### Assignment
Only lines with the word "subject" belong in the answer; copy them from the records below.
Data START
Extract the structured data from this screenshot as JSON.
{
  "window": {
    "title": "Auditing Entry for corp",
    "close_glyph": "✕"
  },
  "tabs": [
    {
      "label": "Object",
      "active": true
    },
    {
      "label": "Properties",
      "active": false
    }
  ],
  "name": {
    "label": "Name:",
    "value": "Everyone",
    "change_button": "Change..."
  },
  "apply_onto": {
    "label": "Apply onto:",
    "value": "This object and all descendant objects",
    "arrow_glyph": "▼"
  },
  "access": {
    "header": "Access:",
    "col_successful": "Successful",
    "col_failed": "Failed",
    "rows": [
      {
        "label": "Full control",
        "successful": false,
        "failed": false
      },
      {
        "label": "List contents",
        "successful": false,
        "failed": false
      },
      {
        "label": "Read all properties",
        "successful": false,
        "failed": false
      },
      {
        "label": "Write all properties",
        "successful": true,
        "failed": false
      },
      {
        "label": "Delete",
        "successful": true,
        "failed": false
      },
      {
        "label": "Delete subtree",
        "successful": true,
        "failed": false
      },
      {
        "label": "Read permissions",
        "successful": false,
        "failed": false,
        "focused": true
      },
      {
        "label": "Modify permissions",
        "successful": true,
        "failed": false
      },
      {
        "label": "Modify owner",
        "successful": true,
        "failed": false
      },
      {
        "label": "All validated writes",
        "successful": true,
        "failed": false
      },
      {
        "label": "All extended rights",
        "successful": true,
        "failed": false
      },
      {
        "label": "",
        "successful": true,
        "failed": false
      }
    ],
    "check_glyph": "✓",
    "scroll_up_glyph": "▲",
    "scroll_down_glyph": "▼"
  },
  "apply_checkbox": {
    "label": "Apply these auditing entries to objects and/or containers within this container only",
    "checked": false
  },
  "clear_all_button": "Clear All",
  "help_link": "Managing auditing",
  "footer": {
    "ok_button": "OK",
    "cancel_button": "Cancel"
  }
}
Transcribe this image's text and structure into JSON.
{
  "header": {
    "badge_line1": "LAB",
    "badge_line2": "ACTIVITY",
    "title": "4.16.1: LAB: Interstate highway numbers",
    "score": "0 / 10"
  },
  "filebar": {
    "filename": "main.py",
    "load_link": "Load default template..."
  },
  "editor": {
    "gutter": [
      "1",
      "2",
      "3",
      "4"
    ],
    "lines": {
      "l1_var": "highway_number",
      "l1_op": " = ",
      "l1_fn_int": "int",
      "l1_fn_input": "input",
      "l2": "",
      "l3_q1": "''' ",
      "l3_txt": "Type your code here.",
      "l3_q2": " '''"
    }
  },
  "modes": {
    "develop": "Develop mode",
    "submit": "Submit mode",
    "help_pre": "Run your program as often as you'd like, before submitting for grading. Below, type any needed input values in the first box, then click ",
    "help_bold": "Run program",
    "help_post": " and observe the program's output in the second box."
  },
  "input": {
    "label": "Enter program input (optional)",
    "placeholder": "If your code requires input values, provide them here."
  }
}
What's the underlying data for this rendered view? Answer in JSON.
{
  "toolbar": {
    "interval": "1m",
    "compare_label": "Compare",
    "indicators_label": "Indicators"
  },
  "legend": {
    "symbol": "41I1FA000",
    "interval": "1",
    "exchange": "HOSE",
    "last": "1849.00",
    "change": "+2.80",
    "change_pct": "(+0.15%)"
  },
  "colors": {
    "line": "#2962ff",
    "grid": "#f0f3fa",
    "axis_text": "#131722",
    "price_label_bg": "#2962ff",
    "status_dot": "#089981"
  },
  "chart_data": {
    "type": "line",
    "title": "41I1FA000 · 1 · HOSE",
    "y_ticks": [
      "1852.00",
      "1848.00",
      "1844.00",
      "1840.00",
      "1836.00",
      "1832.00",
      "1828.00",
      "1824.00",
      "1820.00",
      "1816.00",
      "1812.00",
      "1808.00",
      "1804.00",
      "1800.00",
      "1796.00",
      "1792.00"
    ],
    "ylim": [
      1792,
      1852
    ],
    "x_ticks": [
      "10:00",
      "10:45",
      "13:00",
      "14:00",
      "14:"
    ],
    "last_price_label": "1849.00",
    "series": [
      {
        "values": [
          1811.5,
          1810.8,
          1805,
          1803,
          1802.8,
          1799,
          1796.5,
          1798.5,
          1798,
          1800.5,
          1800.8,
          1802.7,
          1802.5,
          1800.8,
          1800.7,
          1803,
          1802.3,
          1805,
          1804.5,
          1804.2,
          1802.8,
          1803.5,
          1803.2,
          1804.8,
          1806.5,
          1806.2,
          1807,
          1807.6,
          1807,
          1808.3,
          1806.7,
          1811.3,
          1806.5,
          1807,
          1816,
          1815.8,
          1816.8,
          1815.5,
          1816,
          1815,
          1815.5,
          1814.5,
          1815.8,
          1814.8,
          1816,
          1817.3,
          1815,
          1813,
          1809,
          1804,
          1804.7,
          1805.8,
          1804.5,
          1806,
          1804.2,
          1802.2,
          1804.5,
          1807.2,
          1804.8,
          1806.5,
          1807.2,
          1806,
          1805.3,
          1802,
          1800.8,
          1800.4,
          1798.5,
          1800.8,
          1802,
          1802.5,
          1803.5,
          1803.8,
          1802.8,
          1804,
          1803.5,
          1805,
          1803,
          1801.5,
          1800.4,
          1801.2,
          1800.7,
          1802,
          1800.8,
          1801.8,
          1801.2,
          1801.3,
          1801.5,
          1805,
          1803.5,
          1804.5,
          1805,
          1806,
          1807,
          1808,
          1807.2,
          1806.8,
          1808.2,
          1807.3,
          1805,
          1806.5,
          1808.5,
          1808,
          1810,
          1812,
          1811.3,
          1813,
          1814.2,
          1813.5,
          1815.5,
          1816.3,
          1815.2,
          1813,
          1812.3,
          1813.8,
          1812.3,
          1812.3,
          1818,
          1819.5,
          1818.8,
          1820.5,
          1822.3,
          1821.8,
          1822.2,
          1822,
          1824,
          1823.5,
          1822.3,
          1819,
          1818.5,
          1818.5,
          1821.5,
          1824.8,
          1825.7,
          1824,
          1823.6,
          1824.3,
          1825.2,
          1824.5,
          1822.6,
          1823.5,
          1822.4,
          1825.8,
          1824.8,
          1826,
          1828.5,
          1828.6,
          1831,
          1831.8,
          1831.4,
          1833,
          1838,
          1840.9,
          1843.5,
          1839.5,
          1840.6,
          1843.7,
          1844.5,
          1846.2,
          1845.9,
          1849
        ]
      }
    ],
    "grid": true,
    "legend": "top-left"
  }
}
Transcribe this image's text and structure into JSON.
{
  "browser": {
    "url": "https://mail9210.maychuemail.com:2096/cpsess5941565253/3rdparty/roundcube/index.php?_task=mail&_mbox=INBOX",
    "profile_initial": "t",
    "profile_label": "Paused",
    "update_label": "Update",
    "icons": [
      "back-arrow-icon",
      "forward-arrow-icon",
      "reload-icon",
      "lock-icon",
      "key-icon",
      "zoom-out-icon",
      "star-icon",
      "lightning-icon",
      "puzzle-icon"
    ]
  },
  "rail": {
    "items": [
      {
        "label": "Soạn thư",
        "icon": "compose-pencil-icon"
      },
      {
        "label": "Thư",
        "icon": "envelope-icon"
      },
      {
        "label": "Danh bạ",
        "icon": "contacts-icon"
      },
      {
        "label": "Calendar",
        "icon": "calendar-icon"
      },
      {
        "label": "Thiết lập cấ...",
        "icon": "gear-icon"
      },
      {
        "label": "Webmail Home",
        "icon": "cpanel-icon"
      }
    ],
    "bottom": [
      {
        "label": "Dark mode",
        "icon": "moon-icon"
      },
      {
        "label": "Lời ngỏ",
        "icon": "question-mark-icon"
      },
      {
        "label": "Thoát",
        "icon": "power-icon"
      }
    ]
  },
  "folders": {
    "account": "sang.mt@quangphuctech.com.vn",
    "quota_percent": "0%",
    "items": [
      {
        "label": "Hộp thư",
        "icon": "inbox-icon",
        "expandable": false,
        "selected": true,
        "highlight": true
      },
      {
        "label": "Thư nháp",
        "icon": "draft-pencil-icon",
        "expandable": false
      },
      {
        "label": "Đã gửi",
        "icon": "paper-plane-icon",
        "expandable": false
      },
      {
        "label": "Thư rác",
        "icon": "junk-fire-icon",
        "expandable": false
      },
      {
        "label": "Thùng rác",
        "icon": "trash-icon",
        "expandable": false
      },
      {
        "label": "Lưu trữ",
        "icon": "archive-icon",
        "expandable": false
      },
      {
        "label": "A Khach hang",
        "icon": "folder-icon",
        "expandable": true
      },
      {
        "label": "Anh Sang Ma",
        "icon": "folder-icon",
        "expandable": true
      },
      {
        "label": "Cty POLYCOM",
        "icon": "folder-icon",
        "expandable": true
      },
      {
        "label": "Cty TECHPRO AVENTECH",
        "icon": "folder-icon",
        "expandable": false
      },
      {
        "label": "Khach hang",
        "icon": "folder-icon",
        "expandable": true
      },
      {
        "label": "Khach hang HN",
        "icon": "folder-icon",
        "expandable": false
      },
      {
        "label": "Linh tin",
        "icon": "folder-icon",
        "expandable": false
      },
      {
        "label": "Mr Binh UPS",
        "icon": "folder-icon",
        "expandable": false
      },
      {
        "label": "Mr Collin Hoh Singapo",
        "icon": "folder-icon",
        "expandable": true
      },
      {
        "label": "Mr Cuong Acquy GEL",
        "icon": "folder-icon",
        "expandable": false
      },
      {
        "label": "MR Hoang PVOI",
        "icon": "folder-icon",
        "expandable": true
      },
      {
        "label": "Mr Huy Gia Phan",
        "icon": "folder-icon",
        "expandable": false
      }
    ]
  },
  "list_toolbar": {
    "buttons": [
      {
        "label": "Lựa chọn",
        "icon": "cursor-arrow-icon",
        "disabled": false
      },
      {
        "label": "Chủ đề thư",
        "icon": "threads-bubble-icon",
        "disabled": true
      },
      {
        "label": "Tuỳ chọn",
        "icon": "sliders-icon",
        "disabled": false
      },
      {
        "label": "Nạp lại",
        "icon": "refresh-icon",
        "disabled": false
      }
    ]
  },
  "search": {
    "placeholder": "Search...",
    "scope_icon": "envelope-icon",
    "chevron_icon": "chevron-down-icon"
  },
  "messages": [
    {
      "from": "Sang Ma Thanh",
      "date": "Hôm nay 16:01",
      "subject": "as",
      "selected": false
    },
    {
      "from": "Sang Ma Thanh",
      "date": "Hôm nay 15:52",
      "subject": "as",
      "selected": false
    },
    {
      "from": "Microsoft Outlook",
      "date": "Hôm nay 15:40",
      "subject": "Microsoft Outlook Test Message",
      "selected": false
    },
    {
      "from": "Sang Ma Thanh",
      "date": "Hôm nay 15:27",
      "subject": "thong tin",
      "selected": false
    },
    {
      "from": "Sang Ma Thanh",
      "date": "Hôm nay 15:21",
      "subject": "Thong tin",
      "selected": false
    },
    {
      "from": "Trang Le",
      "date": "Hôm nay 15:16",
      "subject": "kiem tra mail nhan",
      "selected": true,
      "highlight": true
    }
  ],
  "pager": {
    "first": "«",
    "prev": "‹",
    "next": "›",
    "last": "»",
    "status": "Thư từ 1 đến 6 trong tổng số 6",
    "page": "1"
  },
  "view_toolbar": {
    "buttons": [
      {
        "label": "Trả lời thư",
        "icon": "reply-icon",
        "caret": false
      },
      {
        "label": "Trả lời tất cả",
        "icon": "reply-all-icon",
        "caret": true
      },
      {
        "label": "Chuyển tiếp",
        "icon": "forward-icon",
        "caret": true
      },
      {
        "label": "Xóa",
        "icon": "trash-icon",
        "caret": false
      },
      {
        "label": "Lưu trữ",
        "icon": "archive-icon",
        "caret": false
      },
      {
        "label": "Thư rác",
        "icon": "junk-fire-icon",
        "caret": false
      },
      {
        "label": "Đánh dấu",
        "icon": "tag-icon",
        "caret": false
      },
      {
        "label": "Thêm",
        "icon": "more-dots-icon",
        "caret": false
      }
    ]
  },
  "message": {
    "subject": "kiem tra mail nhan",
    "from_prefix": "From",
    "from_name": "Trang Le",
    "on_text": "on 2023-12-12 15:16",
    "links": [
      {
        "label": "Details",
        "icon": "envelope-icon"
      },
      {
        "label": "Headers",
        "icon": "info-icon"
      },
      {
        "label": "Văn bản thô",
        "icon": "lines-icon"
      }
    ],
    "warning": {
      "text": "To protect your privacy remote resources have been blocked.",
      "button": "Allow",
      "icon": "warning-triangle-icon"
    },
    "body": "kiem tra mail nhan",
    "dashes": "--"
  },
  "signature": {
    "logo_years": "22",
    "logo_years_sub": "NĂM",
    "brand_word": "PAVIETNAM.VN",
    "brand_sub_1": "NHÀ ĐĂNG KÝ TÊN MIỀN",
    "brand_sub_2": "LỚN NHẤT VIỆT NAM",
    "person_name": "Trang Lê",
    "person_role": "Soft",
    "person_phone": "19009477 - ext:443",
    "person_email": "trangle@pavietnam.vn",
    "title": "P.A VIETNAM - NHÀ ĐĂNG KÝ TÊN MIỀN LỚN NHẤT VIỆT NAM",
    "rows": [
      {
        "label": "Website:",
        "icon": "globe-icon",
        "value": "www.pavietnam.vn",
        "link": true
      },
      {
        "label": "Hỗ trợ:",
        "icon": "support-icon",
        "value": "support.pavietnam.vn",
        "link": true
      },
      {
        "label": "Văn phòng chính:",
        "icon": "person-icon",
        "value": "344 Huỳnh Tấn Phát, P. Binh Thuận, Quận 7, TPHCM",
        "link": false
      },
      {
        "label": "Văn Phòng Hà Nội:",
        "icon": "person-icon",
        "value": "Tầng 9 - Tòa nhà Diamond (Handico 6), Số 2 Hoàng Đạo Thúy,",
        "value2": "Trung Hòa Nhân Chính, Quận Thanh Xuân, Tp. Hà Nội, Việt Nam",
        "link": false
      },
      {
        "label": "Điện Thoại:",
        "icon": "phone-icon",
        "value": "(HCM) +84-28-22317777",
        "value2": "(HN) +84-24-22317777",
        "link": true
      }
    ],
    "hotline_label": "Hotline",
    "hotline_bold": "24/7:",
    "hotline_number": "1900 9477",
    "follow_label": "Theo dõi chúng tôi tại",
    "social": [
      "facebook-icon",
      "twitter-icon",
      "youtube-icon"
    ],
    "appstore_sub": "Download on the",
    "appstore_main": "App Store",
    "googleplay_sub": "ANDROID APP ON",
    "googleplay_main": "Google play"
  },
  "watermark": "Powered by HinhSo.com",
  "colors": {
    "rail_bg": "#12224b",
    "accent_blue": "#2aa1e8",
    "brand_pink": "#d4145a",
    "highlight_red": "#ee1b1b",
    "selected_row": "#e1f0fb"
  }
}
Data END
### Exercise output
      "subject": "as",
      "subject": "as",
      "subject": "Microsoft Outlook Test Message",
      "subject": "thong tin",
      "subject": "Thong tin",
      "subject": "kiem tra mail nhan",
    "subject": "kiem tra mail nhan",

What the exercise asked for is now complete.